After independence, a systematic effort has been made for the development of Indian Railways under plan periods (Thorner, 1995). Under first Five Year Plan the thrust was given mainly on rehabilitation of assets and indigenous development of railway equipment through the establishment of various production units by railways themselves. In the second FYP, stress was given on the development and modernization of the Railways in order to meet with the heavy demand of agriculture as well as of industrial production and to face the additional traffic likely to be generated. The third FYP laid provisions to keep rail transport capacity ahead of demand. The main thrust of the fourth FYP had been on the demand of freight and passenger traffic. It was majorly finance in the fifth FYP. It focused on development of rapid transit system in metropolitan cities where phenomenal growth of industry and commerce had taken place. Financial viability and cost reduction were also talked about. The sixth FYP was a rehabilitation plan on account of much needed emphasis on renewals and replacements of the Railway assets. The main objectives of seventh FYP were to meet rail transport needs of urban and rural areas and to provide transport infrastructure necessary for the growth of the economy and accessibility to the remotest backward areas. Eighth FYP was formulated to improve the overall capacity of Indian Railways. It is apparent that initially the Government of India or the Indian Railways did not pay any attention to the underlying land. Its primary goal was to make the best use of the asset while continuously expanding its reach. Though there was a transition regarding the main focus of these plans. Starting with the seventh FYP, the idea of considering railways as a resource was seen, and the necessary objectives were set for its development.
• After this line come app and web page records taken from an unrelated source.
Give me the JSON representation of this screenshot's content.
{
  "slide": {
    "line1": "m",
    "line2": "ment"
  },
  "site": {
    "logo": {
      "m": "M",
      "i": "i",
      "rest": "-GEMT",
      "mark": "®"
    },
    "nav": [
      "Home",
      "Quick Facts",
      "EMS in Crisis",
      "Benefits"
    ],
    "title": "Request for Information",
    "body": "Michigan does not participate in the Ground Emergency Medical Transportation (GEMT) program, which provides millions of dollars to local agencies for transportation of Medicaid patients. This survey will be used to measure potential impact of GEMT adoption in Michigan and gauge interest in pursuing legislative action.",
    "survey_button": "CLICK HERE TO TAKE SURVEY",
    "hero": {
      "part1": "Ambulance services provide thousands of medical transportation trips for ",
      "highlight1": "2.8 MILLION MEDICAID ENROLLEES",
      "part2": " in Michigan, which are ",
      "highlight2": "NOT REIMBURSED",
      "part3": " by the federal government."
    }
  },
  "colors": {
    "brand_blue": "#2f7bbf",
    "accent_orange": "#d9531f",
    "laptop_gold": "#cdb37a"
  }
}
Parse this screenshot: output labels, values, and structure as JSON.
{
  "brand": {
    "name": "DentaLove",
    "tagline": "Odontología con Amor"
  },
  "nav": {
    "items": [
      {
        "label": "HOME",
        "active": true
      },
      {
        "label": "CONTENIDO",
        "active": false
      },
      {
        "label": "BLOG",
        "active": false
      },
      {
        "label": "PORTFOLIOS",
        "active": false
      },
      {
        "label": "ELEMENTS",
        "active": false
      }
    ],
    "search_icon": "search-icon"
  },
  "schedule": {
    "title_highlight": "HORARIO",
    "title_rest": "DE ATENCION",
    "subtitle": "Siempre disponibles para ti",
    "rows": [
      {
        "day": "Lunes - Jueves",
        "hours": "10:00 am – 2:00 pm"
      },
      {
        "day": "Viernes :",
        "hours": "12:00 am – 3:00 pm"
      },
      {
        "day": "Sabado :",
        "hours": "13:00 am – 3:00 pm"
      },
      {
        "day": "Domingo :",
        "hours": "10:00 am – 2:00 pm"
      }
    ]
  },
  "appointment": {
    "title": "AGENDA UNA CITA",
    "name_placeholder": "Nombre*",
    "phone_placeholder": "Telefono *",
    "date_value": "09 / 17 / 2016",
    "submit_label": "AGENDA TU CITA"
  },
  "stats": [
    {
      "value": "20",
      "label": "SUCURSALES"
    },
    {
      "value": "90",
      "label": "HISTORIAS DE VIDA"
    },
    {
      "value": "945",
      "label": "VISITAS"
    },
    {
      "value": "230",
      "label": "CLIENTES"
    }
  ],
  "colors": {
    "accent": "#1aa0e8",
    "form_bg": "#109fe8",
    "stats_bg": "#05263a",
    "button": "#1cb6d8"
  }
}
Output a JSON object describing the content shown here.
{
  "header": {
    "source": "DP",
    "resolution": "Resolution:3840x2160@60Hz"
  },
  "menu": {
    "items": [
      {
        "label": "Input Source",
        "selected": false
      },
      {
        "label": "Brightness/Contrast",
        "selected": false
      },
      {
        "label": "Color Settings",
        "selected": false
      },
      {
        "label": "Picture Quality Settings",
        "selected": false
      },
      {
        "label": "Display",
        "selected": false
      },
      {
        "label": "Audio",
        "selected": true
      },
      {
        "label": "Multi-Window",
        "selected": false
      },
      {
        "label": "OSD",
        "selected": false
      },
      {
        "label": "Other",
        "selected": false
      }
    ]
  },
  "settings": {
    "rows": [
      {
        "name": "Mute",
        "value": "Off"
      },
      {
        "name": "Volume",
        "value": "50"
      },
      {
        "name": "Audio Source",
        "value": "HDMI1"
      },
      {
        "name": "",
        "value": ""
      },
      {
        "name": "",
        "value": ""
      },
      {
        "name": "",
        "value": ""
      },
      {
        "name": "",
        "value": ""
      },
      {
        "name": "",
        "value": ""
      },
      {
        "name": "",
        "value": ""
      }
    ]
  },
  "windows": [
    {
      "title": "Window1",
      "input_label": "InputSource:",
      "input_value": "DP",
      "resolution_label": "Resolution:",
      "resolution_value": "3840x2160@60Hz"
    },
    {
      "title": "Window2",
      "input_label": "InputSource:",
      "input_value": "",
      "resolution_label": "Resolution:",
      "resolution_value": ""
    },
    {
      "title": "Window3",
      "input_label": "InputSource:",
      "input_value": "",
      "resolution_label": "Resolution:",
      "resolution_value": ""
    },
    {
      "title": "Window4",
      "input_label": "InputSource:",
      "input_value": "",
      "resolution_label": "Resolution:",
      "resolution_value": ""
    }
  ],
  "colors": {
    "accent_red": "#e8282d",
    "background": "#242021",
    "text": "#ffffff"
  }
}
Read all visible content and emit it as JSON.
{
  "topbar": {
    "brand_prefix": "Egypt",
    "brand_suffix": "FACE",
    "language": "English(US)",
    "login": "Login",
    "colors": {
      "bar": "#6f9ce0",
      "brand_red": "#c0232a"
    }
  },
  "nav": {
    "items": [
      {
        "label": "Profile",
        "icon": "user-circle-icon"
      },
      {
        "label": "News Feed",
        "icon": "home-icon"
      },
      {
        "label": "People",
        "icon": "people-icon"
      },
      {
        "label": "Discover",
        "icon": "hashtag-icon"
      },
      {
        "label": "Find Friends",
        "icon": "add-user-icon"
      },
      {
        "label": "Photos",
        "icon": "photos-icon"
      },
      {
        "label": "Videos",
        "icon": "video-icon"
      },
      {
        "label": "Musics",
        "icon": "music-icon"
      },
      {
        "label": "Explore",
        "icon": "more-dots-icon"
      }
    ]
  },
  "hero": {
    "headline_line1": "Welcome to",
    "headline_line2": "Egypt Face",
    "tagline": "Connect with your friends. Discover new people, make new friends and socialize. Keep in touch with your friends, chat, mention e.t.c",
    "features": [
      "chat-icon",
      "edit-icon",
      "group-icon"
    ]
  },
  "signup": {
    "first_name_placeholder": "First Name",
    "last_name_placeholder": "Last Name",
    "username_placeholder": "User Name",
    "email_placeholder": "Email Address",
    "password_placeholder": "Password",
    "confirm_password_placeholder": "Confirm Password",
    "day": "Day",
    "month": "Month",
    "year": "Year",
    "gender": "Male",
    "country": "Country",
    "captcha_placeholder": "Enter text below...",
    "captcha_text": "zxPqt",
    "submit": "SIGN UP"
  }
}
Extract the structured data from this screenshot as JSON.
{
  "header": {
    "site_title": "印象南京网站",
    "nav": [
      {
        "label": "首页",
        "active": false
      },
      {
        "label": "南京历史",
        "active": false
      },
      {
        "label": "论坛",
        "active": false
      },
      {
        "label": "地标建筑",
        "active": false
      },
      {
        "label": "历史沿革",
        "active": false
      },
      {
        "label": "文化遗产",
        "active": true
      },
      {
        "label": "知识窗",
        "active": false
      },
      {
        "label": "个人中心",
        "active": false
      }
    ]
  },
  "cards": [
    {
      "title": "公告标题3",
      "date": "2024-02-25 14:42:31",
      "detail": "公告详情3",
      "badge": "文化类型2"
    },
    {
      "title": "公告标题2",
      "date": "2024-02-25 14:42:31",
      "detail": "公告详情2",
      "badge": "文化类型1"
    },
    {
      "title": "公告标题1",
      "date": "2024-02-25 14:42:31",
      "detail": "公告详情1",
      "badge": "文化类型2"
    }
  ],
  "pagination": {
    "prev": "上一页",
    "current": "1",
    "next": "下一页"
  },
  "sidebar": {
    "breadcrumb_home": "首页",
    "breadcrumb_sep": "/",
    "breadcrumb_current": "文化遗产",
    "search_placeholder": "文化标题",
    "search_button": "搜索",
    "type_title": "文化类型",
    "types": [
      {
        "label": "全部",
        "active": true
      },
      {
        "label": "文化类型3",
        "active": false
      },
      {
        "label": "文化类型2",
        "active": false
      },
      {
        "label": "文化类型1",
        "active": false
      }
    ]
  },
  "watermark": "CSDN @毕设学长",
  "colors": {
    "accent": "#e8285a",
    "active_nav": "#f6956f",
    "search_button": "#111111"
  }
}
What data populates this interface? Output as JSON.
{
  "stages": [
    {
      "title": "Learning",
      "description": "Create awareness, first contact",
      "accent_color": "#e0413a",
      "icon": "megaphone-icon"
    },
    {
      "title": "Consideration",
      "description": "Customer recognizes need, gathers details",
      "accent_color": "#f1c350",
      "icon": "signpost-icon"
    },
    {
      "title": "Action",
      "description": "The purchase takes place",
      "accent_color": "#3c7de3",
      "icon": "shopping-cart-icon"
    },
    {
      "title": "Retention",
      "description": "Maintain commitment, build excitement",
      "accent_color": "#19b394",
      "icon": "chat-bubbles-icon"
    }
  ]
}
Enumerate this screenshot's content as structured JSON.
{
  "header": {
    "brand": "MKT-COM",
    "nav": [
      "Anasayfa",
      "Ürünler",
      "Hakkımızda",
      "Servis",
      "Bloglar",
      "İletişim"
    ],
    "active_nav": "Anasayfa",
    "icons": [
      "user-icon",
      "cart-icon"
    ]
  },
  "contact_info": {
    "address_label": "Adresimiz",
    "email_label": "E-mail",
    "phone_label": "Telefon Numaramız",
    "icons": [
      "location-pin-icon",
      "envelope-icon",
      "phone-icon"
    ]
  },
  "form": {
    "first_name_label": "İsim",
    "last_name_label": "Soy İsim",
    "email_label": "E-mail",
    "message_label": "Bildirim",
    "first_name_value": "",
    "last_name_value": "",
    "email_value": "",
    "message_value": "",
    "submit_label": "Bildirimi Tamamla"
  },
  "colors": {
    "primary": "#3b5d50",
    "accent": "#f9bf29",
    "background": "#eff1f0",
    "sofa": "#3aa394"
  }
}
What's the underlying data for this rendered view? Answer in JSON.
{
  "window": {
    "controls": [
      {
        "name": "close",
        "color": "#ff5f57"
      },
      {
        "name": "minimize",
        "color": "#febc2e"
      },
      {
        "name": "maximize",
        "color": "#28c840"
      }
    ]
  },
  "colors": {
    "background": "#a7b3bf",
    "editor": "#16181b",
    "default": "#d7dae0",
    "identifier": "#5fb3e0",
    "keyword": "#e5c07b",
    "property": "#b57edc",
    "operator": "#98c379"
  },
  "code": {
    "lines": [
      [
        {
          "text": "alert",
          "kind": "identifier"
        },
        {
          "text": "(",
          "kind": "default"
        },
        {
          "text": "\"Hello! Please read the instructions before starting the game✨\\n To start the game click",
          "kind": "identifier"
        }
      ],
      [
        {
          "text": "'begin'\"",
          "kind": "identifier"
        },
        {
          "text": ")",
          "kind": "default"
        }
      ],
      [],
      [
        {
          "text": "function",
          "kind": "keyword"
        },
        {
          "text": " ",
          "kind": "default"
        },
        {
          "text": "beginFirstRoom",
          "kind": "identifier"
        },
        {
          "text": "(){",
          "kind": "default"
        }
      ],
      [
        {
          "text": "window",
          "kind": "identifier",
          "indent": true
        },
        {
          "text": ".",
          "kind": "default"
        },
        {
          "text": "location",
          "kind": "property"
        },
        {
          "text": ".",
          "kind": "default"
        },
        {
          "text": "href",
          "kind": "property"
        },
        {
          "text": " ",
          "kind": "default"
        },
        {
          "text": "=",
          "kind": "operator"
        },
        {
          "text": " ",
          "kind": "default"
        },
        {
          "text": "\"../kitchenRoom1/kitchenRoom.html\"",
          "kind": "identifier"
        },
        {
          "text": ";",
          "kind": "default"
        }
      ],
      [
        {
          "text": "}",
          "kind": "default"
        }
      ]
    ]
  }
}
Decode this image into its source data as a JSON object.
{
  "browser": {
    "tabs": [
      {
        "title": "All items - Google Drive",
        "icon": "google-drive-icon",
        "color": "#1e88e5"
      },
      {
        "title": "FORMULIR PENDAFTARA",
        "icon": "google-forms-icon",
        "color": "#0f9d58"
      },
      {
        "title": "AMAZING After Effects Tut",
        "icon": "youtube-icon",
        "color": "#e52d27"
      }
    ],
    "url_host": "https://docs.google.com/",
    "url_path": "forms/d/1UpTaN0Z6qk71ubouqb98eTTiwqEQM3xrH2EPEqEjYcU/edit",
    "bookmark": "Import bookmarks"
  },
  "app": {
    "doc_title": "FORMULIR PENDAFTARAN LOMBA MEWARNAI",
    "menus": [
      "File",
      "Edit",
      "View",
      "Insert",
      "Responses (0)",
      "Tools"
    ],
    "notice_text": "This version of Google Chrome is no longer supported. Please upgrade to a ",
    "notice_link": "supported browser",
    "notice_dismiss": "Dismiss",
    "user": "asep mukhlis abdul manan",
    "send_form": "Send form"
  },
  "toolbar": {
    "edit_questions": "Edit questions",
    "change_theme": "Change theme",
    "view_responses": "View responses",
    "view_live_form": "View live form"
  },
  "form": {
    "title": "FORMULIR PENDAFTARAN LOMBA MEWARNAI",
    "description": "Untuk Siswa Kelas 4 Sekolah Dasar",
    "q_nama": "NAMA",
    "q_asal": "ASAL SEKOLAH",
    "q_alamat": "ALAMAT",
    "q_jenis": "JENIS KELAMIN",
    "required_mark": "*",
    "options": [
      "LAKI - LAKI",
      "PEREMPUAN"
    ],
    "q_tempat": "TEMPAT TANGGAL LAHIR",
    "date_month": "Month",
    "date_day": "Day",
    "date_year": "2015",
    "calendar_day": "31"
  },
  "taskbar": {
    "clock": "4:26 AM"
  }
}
In early 90’s that the problems of urbanization rose and with paucity of Land, most of the vacant land in the cities started getting encroached. There were huge chunks of vacant Railway land that also got encroached. Though it so happens that Railways still hold some of the land that remains vacant till date. Since early 2000’s, the role of this vacant land is being highlighted in various committee meetings and conference proceedings (Satya, 2008). Owing to this, there exists an apex body, Railway Land Development Authority- RLDA, that keeps track of the vacant land and owns the development rights over the concerned land.
Existing Railway Map as of 2010
Currently, Indian Railways owns nearly 4.8 Lakh Ha of land. This is second largest ownership in the country, next to Ministry of Defence. The density is maximum in the northern plains and the southern-peninsular region of the country. Moreover, 10% of the land that it owns lies vacant- which can simply be put to use.
Furthermore, these railways operated under various zones as of now. These zones are 17 in number. These are: 1-Northern, 2-North Eastern, 3-Northeast Frontier, 4-Eastern, 5-South Eastern, 6-South Central, 7-Southern, 8-Central, 9-Western, 10-South Western, 11-North Western, 12-West Central, 13-North Central, 14-South East Central, 15-East Coast, 16-East Central and 17-Konkan Railway.